When we look at the Moon, we see a surface pocked with craters, scattered between seas of basalt from ancient lava flows. Since the Moon is not geologically active, it’s easy to imagine that the formation of lunar seas was triggered by large impacts. That’s actually been the dominant theory for some time. Now new research indicates that for at least one of the great seas, Oceanus Procellarum, that isn’t the case.
The results have been recently published in Nature, and shows that the great sea seems to be the result of geological activity.1 The team looked at data from the Gravity Recovery and Interior Laboratory (GRAIL), which is a pair of satellites that mapped the gravity of the Moon in great detail. When they analyzed the data, the team found rift zones bordering Oceanus Procellarum. These rift zones (seen on the right of the image above) are fairly straight with sharp angles, which is not the type of thing you see with impact zones.

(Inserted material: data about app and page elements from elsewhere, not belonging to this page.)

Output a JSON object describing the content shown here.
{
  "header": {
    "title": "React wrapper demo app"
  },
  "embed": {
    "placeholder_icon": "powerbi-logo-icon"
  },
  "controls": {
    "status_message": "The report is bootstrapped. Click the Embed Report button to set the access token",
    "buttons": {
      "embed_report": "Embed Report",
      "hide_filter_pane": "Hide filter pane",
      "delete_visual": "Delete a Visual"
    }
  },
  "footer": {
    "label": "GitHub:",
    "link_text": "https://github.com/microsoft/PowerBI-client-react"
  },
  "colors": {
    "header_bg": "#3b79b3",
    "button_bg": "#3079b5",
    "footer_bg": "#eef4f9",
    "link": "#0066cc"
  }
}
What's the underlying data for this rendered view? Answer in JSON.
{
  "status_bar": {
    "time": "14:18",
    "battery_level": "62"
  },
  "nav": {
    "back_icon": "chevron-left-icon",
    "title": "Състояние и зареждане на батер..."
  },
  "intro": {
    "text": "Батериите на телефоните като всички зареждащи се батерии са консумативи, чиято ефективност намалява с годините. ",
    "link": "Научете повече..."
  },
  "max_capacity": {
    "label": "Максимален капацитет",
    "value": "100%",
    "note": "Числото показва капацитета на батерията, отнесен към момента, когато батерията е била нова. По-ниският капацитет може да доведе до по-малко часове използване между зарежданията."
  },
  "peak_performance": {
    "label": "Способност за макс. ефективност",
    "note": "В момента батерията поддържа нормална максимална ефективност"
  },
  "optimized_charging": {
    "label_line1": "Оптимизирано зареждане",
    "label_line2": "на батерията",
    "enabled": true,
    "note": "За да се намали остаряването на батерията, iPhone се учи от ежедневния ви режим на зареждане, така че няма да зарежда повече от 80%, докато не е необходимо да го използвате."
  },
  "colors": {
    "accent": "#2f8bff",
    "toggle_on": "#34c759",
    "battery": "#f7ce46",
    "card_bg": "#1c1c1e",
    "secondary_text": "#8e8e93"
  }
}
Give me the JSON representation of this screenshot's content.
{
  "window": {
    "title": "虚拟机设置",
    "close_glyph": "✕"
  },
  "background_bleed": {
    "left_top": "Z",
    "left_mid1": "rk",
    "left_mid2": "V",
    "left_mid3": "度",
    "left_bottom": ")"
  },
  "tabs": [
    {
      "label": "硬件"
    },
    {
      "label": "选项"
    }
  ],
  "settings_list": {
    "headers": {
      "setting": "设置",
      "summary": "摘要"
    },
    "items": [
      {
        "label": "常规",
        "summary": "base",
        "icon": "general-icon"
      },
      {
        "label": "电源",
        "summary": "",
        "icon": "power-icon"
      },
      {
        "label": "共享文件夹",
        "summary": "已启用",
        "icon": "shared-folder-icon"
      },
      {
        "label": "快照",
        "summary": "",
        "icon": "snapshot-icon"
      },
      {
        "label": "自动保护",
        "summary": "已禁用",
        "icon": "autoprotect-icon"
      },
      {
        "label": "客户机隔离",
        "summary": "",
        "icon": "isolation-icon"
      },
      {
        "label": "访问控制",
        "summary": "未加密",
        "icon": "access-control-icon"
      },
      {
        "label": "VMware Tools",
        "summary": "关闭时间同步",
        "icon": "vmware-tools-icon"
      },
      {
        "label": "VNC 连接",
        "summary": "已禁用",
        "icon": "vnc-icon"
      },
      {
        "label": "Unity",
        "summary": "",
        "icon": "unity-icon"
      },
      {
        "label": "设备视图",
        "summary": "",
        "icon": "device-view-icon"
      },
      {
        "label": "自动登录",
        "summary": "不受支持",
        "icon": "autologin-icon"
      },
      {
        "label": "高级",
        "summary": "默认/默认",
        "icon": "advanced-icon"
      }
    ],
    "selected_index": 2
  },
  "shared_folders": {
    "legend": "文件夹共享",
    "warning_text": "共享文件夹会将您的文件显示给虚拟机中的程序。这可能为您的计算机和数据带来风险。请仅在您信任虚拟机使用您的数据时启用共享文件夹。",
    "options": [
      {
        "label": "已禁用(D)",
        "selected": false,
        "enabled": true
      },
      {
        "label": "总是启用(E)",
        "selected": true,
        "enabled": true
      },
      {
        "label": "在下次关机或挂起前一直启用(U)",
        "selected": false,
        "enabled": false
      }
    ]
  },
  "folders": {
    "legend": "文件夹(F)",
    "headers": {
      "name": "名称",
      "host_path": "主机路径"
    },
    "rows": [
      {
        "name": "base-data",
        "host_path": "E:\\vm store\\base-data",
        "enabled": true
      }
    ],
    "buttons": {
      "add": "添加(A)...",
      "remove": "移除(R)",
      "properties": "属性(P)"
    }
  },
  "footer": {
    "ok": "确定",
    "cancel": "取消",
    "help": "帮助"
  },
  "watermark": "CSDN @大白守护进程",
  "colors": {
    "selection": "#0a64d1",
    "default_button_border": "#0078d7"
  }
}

We have observed rift zones on several planets, as well as on Saturn’s moon Enceladus, but finding them on the Moon is rather surprising. The Moon is not massive enough to drive plate tectonic activity on its own, and it isn’t driven by strong tidal effects like some moons of Jupiter and Saturn. So it isn’t clear how such rift zones could have formed on the lunar surface. One idea proposed by the authors is that the Moon’s crust is rather thin, and the under layers of that region were heated by radioactive decay. The Procellarum region is known to have higher concentrations of radioactive elements such as uranium and thorium, and this could have driven rift formation in the past.
Regardless of the cause, it seems clear that the Moon was not simply a Moon battered by ancient impacts. It also had a few geological tricks of its own, and the famous Man in the Moon feature of Oceanus Procellarum is the result of one of them.
Andrews-Hanna, Jeffrey C., et al. “Structure and evolution of the lunar Procellarum region as revealed by GRAIL gravity data.” Nature 514.7520 (2014): 68-71. ↩︎